From the data that follows, copy every line with the string "Vancouver".

**** Study material

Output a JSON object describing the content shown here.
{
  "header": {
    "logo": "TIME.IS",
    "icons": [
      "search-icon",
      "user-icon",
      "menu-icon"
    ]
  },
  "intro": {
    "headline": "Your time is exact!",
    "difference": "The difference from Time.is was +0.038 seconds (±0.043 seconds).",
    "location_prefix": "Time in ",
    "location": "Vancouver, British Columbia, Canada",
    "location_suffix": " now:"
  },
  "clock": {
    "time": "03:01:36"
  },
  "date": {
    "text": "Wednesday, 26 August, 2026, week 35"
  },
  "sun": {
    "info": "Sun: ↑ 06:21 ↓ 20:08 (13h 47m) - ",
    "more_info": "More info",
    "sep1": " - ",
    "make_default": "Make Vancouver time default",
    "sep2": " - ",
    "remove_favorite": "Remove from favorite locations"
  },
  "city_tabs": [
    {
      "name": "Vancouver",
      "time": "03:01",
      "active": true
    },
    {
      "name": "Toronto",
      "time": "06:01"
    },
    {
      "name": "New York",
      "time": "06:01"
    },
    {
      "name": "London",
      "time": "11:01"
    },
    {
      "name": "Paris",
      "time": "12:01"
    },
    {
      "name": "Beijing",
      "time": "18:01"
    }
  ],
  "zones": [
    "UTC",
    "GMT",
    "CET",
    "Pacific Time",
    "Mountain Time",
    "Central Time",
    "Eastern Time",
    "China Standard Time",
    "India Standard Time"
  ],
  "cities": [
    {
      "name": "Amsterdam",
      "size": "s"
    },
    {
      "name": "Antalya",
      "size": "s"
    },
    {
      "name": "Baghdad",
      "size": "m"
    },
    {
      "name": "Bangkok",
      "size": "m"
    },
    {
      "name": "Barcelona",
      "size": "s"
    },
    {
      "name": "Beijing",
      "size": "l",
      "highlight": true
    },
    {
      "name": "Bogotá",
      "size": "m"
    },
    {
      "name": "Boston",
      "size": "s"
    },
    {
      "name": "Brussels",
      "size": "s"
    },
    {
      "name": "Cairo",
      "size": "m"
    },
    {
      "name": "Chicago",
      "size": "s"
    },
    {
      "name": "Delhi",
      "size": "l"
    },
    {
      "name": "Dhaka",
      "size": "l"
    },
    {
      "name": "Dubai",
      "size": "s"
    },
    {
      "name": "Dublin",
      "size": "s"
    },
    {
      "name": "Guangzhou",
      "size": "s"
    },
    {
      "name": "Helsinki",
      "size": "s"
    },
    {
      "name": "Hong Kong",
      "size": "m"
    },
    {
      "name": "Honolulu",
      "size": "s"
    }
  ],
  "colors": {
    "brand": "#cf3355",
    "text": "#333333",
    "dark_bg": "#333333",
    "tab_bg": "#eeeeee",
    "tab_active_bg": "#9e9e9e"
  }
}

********

**Exercise result**
    "location": "Vancouver, British Columbia, Canada",
    "make_default": "Make Vancouver time default",
      "name": "Vancouver",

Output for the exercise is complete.